ACTION ITEM: Go over the entries and report the lines where the word "opacity" occurs.

■ ■ ■

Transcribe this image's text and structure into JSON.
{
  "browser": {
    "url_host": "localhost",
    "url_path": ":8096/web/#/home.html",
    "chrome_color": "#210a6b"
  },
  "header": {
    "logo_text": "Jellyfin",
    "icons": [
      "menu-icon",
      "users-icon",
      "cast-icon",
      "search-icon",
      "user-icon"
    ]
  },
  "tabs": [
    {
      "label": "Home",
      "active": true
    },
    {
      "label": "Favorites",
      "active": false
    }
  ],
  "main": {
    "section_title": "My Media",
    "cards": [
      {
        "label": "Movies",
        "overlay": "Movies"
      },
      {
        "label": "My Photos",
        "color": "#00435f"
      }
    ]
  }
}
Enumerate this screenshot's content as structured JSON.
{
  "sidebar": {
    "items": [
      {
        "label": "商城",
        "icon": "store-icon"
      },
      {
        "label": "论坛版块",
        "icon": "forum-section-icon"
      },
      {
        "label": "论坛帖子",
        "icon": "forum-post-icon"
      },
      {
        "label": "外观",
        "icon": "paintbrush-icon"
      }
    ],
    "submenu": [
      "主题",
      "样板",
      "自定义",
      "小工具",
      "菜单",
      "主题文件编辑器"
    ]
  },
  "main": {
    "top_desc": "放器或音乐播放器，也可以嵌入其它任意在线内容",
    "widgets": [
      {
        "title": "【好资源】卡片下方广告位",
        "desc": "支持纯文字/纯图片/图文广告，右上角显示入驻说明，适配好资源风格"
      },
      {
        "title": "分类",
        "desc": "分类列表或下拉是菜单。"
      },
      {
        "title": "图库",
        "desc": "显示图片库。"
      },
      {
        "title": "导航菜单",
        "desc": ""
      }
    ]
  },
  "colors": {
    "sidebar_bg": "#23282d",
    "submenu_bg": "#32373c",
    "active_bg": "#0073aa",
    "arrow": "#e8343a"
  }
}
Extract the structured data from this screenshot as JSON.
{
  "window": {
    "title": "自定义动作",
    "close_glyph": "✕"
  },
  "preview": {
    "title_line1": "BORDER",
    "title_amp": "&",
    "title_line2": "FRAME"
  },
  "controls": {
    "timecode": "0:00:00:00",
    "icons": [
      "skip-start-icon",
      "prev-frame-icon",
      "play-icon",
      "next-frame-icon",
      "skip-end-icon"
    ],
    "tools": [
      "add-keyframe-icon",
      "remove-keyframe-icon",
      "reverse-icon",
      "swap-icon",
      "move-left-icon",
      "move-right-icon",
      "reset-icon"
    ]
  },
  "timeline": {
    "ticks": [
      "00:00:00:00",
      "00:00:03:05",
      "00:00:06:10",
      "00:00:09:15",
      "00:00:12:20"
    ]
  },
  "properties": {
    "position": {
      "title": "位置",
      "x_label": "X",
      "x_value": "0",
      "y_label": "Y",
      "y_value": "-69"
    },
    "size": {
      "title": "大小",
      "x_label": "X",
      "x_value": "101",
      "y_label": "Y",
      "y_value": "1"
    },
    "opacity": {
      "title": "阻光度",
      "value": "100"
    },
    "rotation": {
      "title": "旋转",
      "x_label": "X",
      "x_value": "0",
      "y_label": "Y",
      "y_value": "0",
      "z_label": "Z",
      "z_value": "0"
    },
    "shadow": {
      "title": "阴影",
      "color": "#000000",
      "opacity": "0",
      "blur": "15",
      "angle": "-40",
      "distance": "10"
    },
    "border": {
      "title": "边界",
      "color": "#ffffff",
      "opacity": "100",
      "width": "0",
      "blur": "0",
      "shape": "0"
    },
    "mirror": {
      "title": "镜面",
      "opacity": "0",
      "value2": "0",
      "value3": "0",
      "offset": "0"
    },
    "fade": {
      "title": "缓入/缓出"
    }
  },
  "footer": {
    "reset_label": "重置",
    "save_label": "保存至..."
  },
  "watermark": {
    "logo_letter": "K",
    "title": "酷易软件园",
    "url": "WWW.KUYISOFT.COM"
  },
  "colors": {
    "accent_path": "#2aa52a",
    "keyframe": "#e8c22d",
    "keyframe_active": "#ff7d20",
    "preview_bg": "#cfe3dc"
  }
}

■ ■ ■

SOLUTION:
    "opacity": {
      "opacity": "0",
      "opacity": "100",
      "opacity": "0",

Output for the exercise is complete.